*WHAT IS NEEDED*. In the records that follow, find each line with the word "Elutunji" and copy it.

*DATA TO USE*.
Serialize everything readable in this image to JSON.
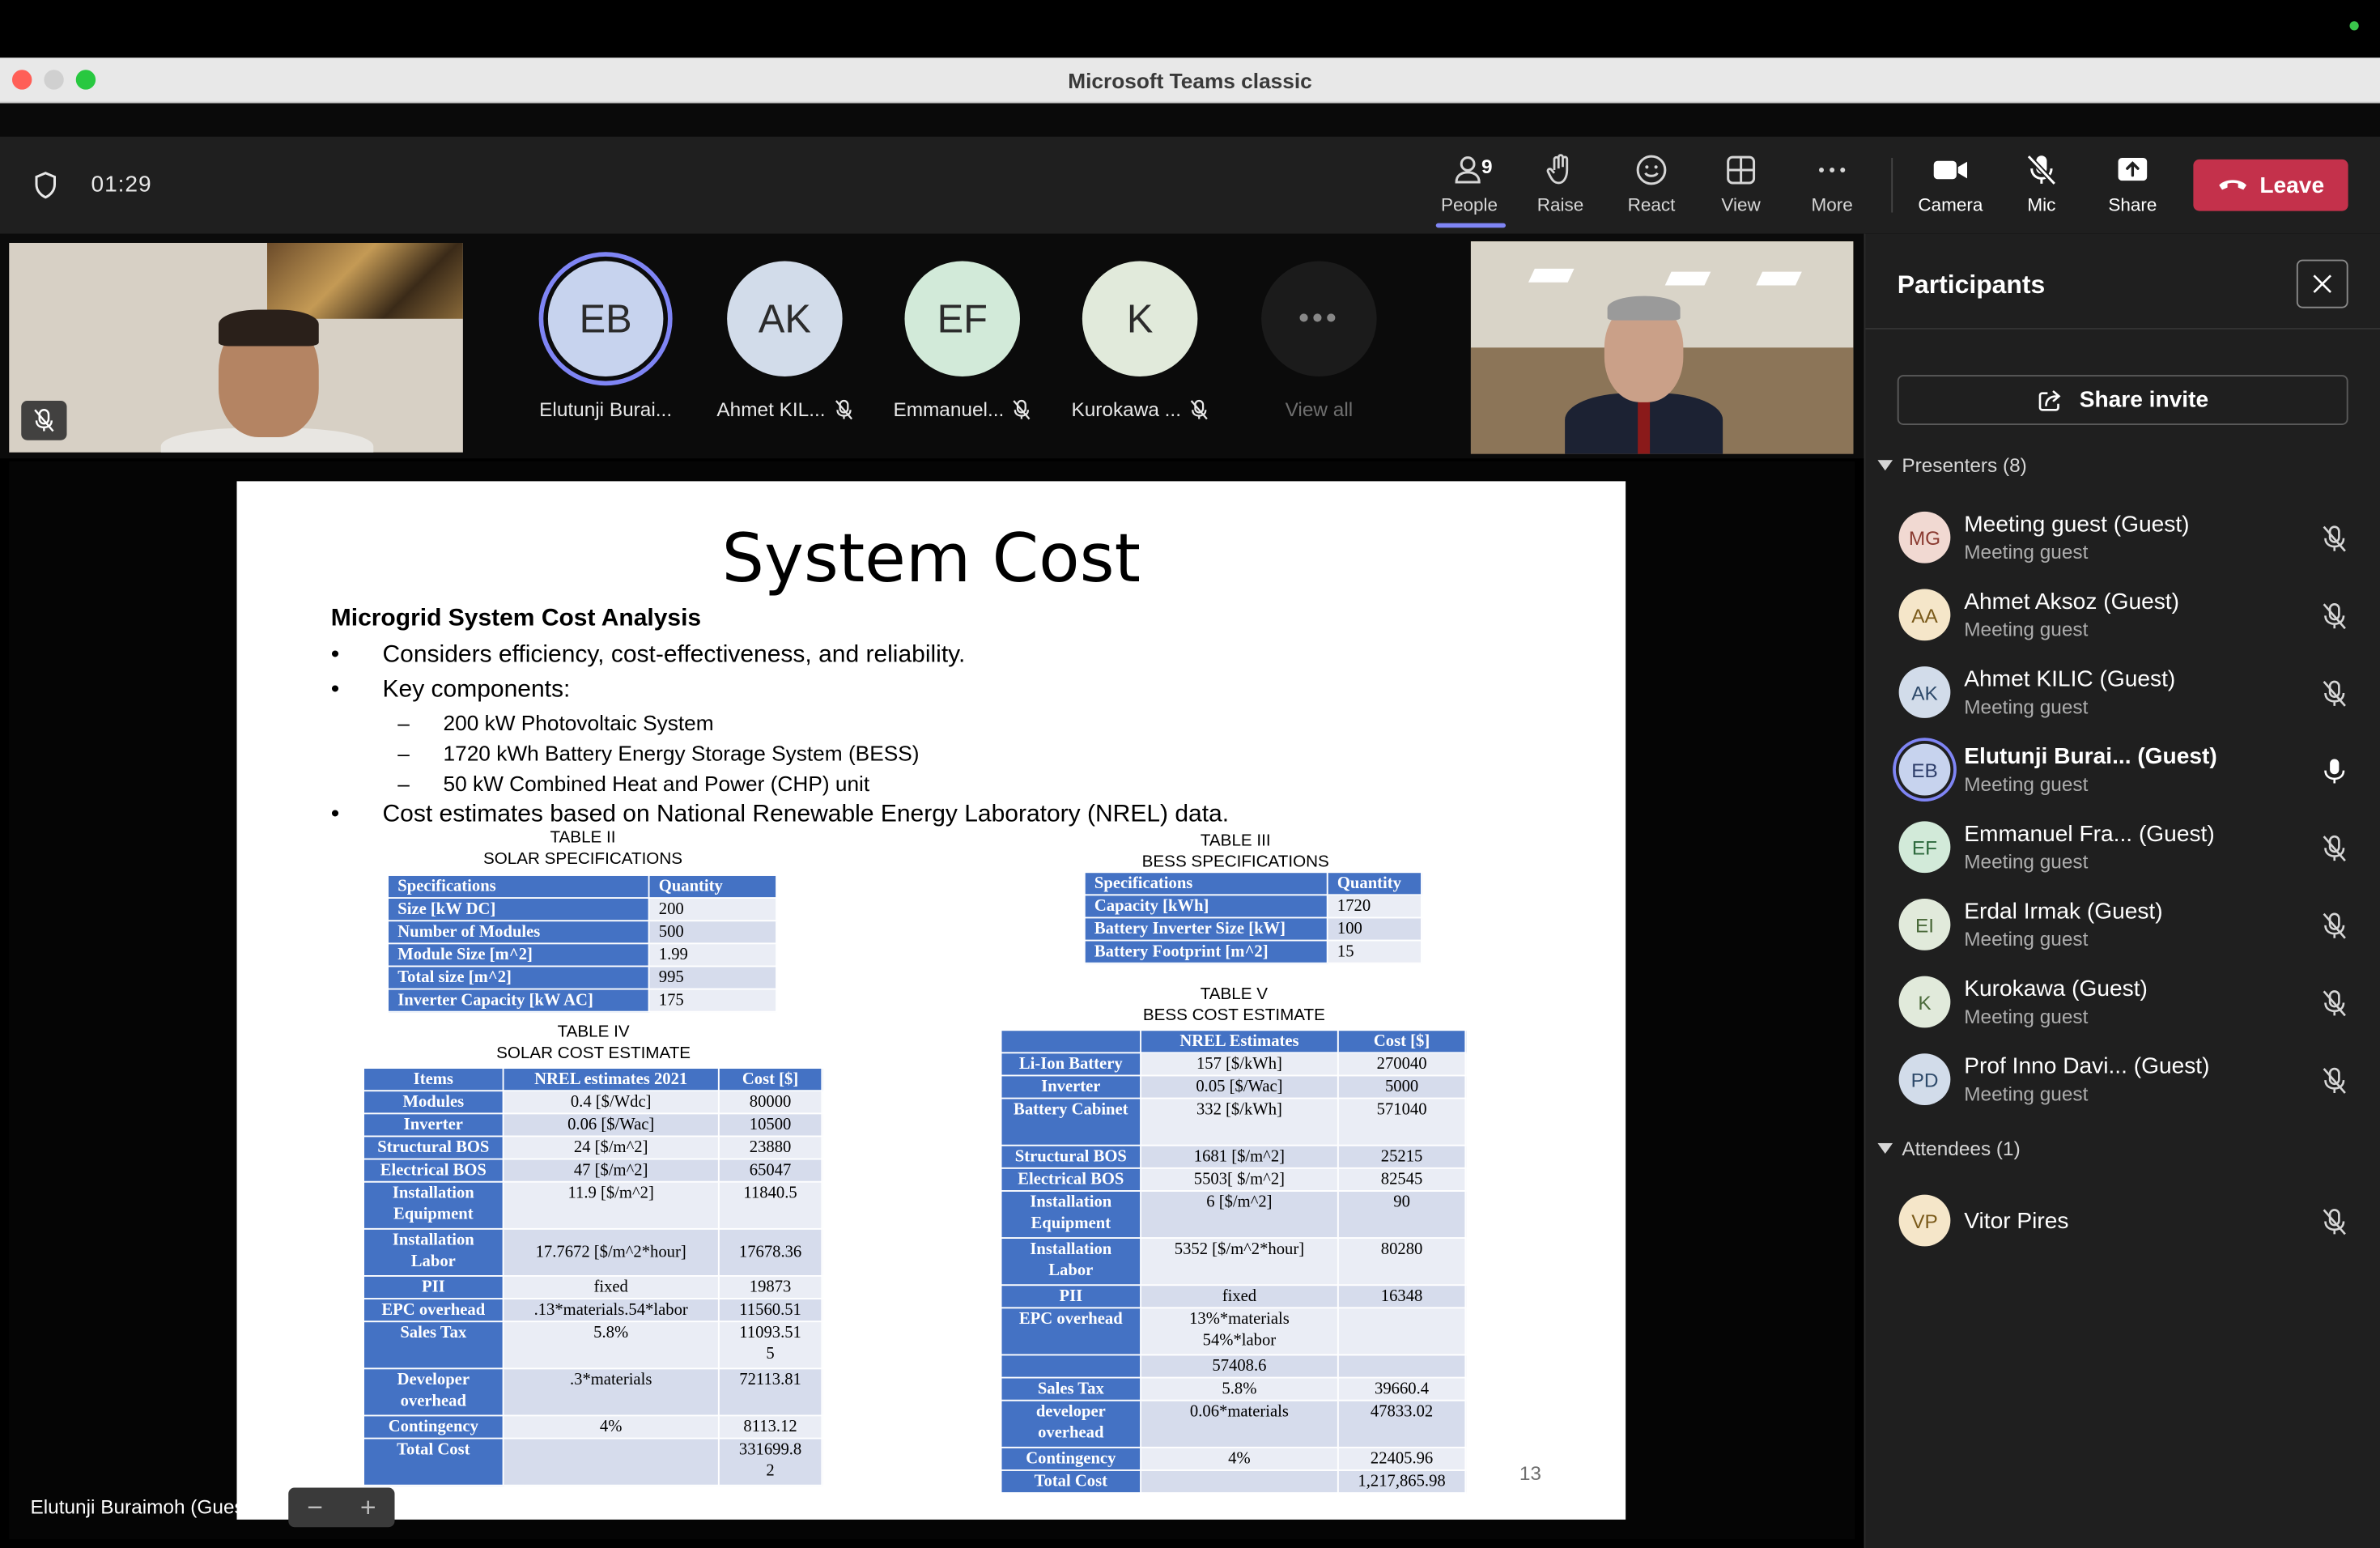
{
  "window": {
    "title": "Microsoft Teams classic"
  },
  "toolbar": {
    "timer": "01:29",
    "people_count": "9",
    "people_label": "People",
    "raise_label": "Raise",
    "react_label": "React",
    "view_label": "View",
    "more_label": "More",
    "camera_label": "Camera",
    "mic_label": "Mic",
    "share_label": "Share",
    "leave_label": "Leave"
  },
  "gallery": {
    "tiles": [
      {
        "initials": "EB",
        "name": "Elutunji Burai...",
        "color": "#c7d3ee"
      },
      {
        "initials": "AK",
        "name": "Ahmet KIL...",
        "color": "#d2dcea"
      },
      {
        "initials": "EF",
        "name": "Emmanuel...",
        "color": "#d2ead9"
      },
      {
        "initials": "K",
        "name": "Kurokawa ...",
        "color": "#e1eadb"
      }
    ],
    "view_all_label": "View all"
  },
  "slide": {
    "title": "System Cost",
    "subtitle": "Microgrid System Cost Analysis",
    "bullet1": "Considers efficiency, cost-effectiveness, and reliability.",
    "bullet2": "Key components:",
    "sub1": "200 kW Photovoltaic System",
    "sub2": "1720 kWh Battery Energy Storage System (BESS)",
    "sub3": "50 kW Combined Heat and Power (CHP) unit",
    "bullet3": "Cost estimates based on National Renewable Energy Laboratory (NREL) data.",
    "page_number": "13",
    "table2": {
      "caption1": "TABLE II",
      "caption2": "SOLAR SPECIFICATIONS",
      "headers": [
        "Specifications",
        "Quantity"
      ],
      "rows": [
        [
          "Size [kW DC]",
          "200"
        ],
        [
          "Number of Modules",
          "500"
        ],
        [
          "Module Size [m^2]",
          "1.99"
        ],
        [
          "Total size [m^2]",
          "995"
        ],
        [
          "Inverter Capacity [kW AC]",
          "175"
        ]
      ]
    },
    "table3": {
      "caption1": "TABLE III",
      "caption2": "BESS SPECIFICATIONS",
      "headers": [
        "Specifications",
        "Quantity"
      ],
      "rows": [
        [
          "Capacity [kWh]",
          "1720"
        ],
        [
          "Battery Inverter Size [kW]",
          "100"
        ],
        [
          "Battery Footprint [m^2]",
          "15"
        ]
      ]
    },
    "table4": {
      "caption1": "TABLE IV",
      "caption2": "SOLAR COST ESTIMATE",
      "headers": [
        "Items",
        "NREL estimates 2021",
        "Cost [$]"
      ],
      "rows": [
        [
          "Modules",
          "0.4 [$/Wdc]",
          "80000"
        ],
        [
          "Inverter",
          "0.06 [$/Wac]",
          "10500"
        ],
        [
          "Structural BOS",
          "24 [$/m^2]",
          "23880"
        ],
        [
          "Electrical BOS",
          "47 [$/m^2]",
          "65047"
        ],
        [
          "Installation Equipment",
          "11.9 [$/m^2]",
          "11840.5"
        ],
        [
          "Installation Labor",
          "17.7672 [$/m^2*hour]",
          "17678.36"
        ],
        [
          "PII",
          "fixed",
          "19873"
        ],
        [
          "EPC overhead",
          ".13*materials.54*labor",
          "11560.51"
        ],
        [
          "Sales Tax",
          "5.8%",
          "11093.51 5"
        ],
        [
          "Developer overhead",
          ".3*materials",
          "72113.81"
        ],
        [
          "Contingency",
          "4%",
          "8113.12"
        ],
        [
          "Total Cost",
          "",
          "331699.8 2"
        ]
      ]
    },
    "table5": {
      "caption1": "TABLE V",
      "caption2": "BESS COST ESTIMATE",
      "headers": [
        "",
        "NREL Estimates",
        "Cost [$]"
      ],
      "rows": [
        [
          "Li-Ion Battery",
          "157 [$/kWh]",
          "270040"
        ],
        [
          "Inverter",
          "0.05 [$/Wac]",
          "5000"
        ],
        [
          "Battery Cabinet",
          "332 [$/kWh]",
          "571040"
        ],
        [
          "Structural BOS",
          "1681 [$/m^2]",
          "25215"
        ],
        [
          "Electrical BOS",
          "5503[ $/m^2]",
          "82545"
        ],
        [
          "Installation Equipment",
          "6 [$/m^2]",
          "90"
        ],
        [
          "Installation Labor",
          "5352 [$/m^2*hour]",
          "80280"
        ],
        [
          "PII",
          "fixed",
          "16348"
        ],
        [
          "EPC overhead",
          "13%*materials 54%*labor",
          ""
        ],
        [
          "",
          "57408.6",
          ""
        ],
        [
          "Sales Tax",
          "5.8%",
          "39660.4"
        ],
        [
          "developer overhead",
          "0.06*materials",
          "47833.02"
        ],
        [
          "Contingency",
          "4%",
          "22405.96"
        ],
        [
          "Total Cost",
          "",
          "1,217,865.98"
        ]
      ]
    }
  },
  "stage": {
    "speaker_label": "Elutunji Buraimoh (Guest)",
    "zoom_out": "−",
    "zoom_in": "+"
  },
  "panel": {
    "title": "Participants",
    "share_invite": "Share invite",
    "presenters_header": "Presenters (8)",
    "attendees_header": "Attendees (1)",
    "presenters": [
      {
        "initials": "MG",
        "name": "Meeting guest (Guest)",
        "role": "Meeting guest",
        "color": "#f1d9d2"
      },
      {
        "initials": "AA",
        "name": "Ahmet Aksoz (Guest)",
        "role": "Meeting guest",
        "color": "#f5e6c9"
      },
      {
        "initials": "AK",
        "name": "Ahmet KILIC (Guest)",
        "role": "Meeting guest",
        "color": "#d2dcea"
      },
      {
        "initials": "EB",
        "name": "Elutunji Burai...  (Guest)",
        "role": "Meeting guest",
        "color": "#c7d3ee"
      },
      {
        "initials": "EF",
        "name": "Emmanuel Fra...  (Guest)",
        "role": "Meeting guest",
        "color": "#d2ead9"
      },
      {
        "initials": "EI",
        "name": "Erdal Irmak (Guest)",
        "role": "Meeting guest",
        "color": "#e1eadb"
      },
      {
        "initials": "K",
        "name": "Kurokawa (Guest)",
        "role": "Meeting guest",
        "color": "#e1eadb"
      },
      {
        "initials": "PD",
        "name": "Prof Inno Davi...  (Guest)",
        "role": "Meeting guest",
        "color": "#d2dcea"
      }
    ],
    "attendees": [
      {
        "initials": "VP",
        "name": "Vitor Pires",
        "color": "#f5e6c9"
      }
    ]
  }
}
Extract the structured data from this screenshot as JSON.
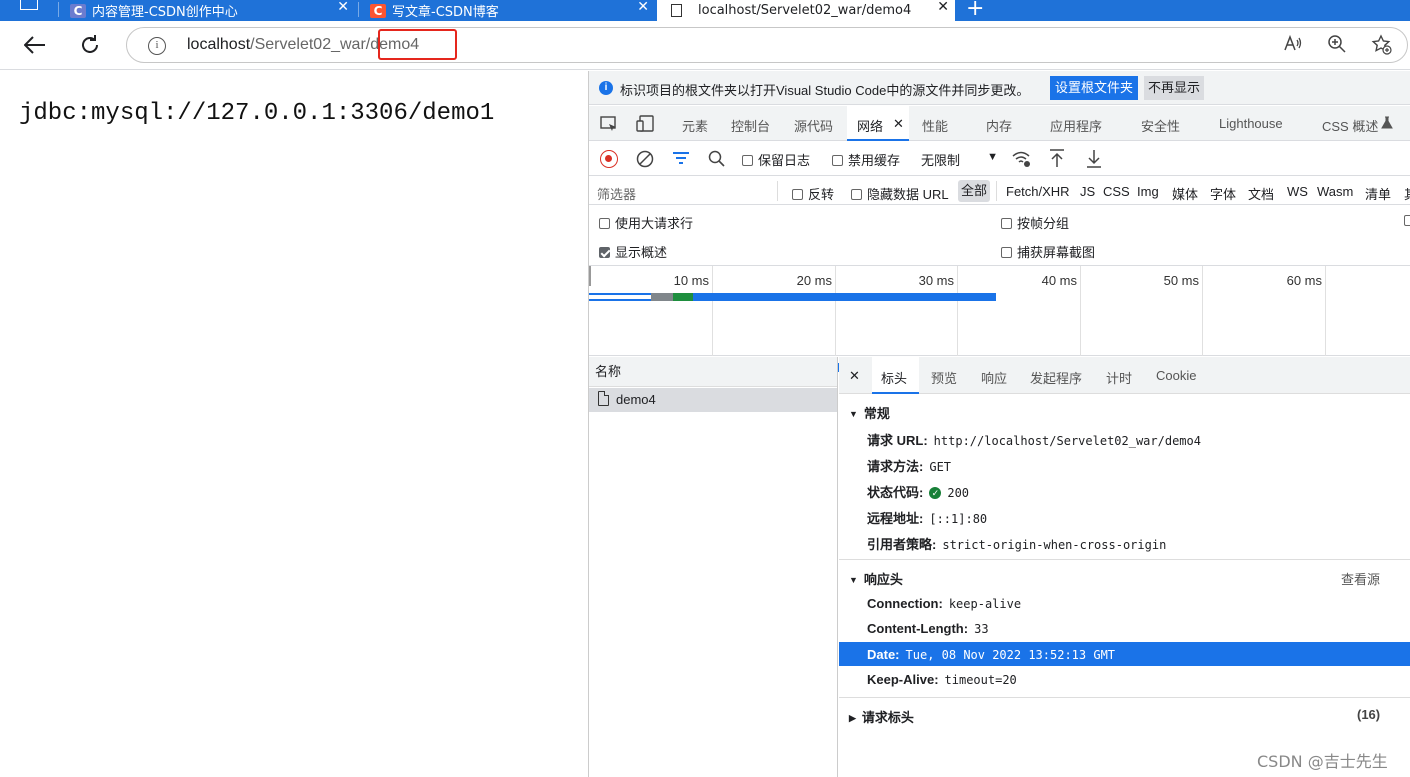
{
  "browser": {
    "tabs": [
      {
        "title": "内容管理-CSDN创作中心",
        "close": "✕"
      },
      {
        "title": "写文章-CSDN博客",
        "close": "✕"
      },
      {
        "title": "localhost/Servelet02_war/demo4",
        "close": "✕"
      }
    ],
    "new_tab": "+",
    "url_host": "localhost",
    "url_path": "/Servelet02_war/demo4",
    "info_icon": "i"
  },
  "page": {
    "content": "jdbc:mysql://127.0.0.1:3306/demo1"
  },
  "devtools": {
    "infobar": {
      "icon": "i",
      "message": "标识项目的根文件夹以打开Visual Studio Code中的源文件并同步更改。",
      "primary_button": "设置根文件夹",
      "secondary_button": "不再显示"
    },
    "tabs": [
      "元素",
      "控制台",
      "源代码",
      "网络",
      "性能",
      "内存",
      "应用程序",
      "安全性",
      "Lighthouse",
      "CSS 概述"
    ],
    "active_tab_close": "✕",
    "toolbar": {
      "preserve_log": "保留日志",
      "disable_cache": "禁用缓存",
      "throttle": "无限制"
    },
    "filter": {
      "placeholder": "筛选器",
      "invert": "反转",
      "hide_data_urls": "隐藏数据 URL",
      "all": "全部",
      "types": [
        "Fetch/XHR",
        "JS",
        "CSS",
        "Img",
        "媒体",
        "字体",
        "文档",
        "WS",
        "Wasm",
        "清单",
        "其"
      ]
    },
    "options": {
      "large_rows": "使用大请求行",
      "group_by_frame": "按帧分组",
      "show_overview": "显示概述",
      "capture_screenshots": "捕获屏幕截图"
    },
    "timeline": {
      "ticks": [
        "10 ms",
        "20 ms",
        "30 ms",
        "40 ms",
        "50 ms",
        "60 ms"
      ]
    },
    "request_list": {
      "header": "名称",
      "rows": [
        "demo4"
      ]
    },
    "detail": {
      "close": "✕",
      "tabs": [
        "标头",
        "预览",
        "响应",
        "发起程序",
        "计时",
        "Cookie"
      ],
      "general": {
        "title": "常规",
        "request_url_label": "请求 URL:",
        "request_url": "http://localhost/Servelet02_war/demo4",
        "method_label": "请求方法:",
        "method": "GET",
        "status_label": "状态代码:",
        "status": "200",
        "remote_label": "远程地址:",
        "remote": "[::1]:80",
        "referrer_label": "引用者策略:",
        "referrer": "strict-origin-when-cross-origin"
      },
      "response_headers": {
        "title": "响应头",
        "view_source": "查看源",
        "items": [
          {
            "k": "Connection:",
            "v": "keep-alive"
          },
          {
            "k": "Content-Length:",
            "v": "33"
          },
          {
            "k": "Date:",
            "v": "Tue, 08 Nov 2022 13:52:13 GMT"
          },
          {
            "k": "Keep-Alive:",
            "v": "timeout=20"
          }
        ]
      },
      "request_headers": {
        "title": "请求标头",
        "count": "(16)"
      }
    }
  },
  "watermark": "CSDN @吉士先生",
  "colors": {
    "accent": "#1a73e8",
    "tabbar": "#1f72d8",
    "highlight_box": "#e5261d",
    "csdn_red": "#fc5531"
  }
}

*OUTPUT*.
        "name": "Elutunji Burai...",
    "speaker_label": "Elutunji Buraimoh (Guest)",
        "name": "Elutunji Burai...  (Guest)",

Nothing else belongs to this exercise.